*** Begin section ***
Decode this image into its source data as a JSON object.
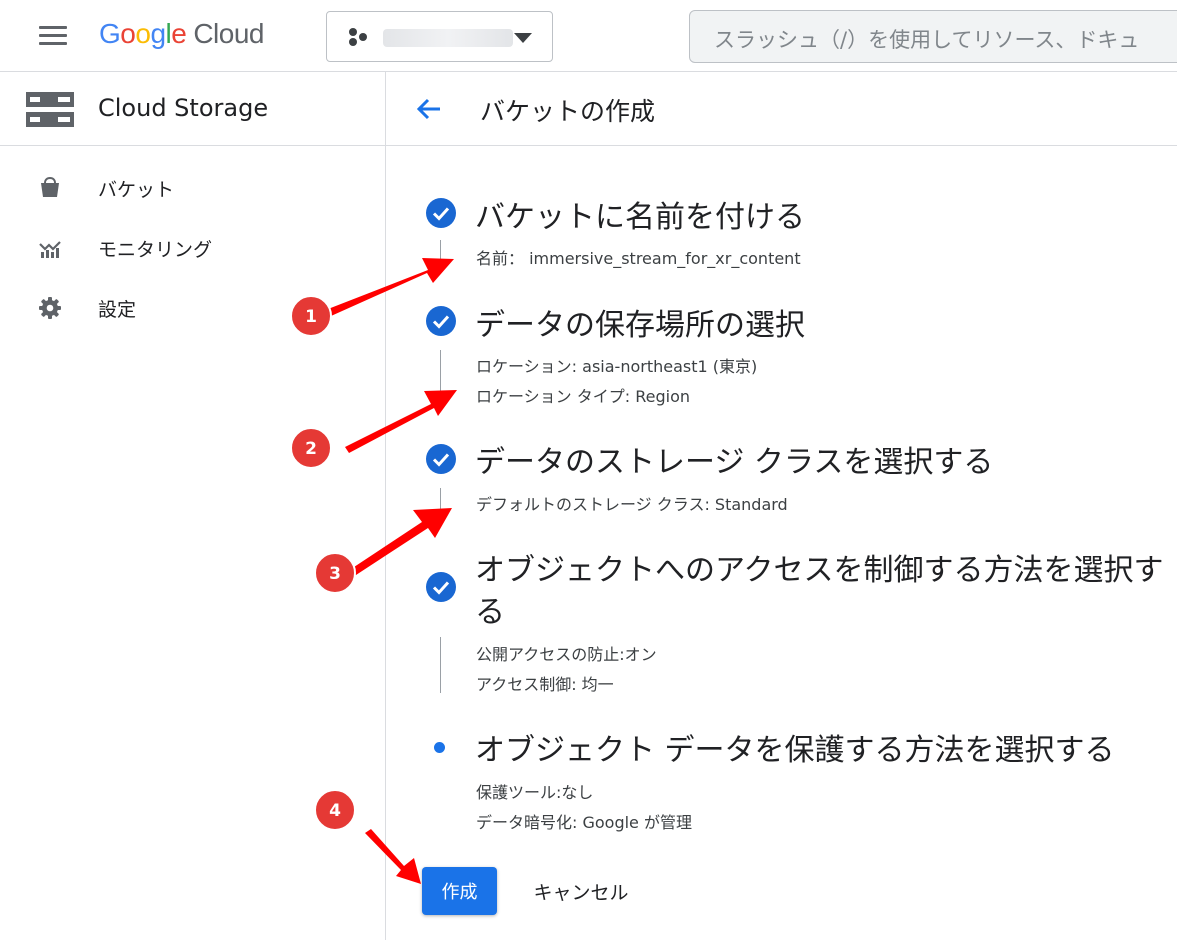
{
  "header": {
    "logo": {
      "letters": [
        "G",
        "o",
        "o",
        "g",
        "l",
        "e"
      ],
      "product": "Cloud"
    },
    "project_selector": {
      "name_redacted": true,
      "icon": "hexagon-cluster-icon"
    },
    "search": {
      "placeholder": "スラッシュ（/）を使用してリソース、ドキュ"
    }
  },
  "sidebar": {
    "title": "Cloud Storage",
    "items": [
      {
        "label": "バケット",
        "icon": "bucket-icon"
      },
      {
        "label": "モニタリング",
        "icon": "monitoring-chart-icon"
      },
      {
        "label": "設定",
        "icon": "gear-icon"
      }
    ]
  },
  "main": {
    "title": "バケットの作成",
    "steps": [
      {
        "title": "バケットに名前を付ける",
        "status": "complete",
        "details": [
          "名前： immersive_stream_for_xr_content"
        ]
      },
      {
        "title": "データの保存場所の選択",
        "status": "complete",
        "details": [
          "ロケーション: asia-northeast1 (東京)",
          "ロケーション タイプ: Region"
        ]
      },
      {
        "title": "データのストレージ クラスを選択する",
        "status": "complete",
        "details": [
          "デフォルトのストレージ クラス: Standard"
        ]
      },
      {
        "title_line1": "オブジェクトへのアクセスを制御する方法を選択す",
        "title_line2": "る",
        "status": "complete",
        "details": [
          "公開アクセスの防止:オン",
          "アクセス制御: 均一"
        ]
      },
      {
        "title": "オブジェクト データを保護する方法を選択する",
        "status": "current",
        "details": [
          "保護ツール:なし",
          "データ暗号化: Google が管理"
        ]
      }
    ],
    "create_label": "作成",
    "cancel_label": "キャンセル"
  },
  "annotations": {
    "badges": [
      "1",
      "2",
      "3",
      "4"
    ],
    "badge_color": "#e53935",
    "arrow_color": "#ff0000"
  },
  "colors": {
    "accent": "#1a73e8",
    "check": "#1967d2",
    "text": "#202124",
    "divider": "#dadce0"
  }
}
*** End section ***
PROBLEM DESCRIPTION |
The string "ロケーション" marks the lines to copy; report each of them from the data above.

TASK OUTPUT |
          "ロケーション: asia-northeast1 (東京)",
          "ロケーション タイプ: Region"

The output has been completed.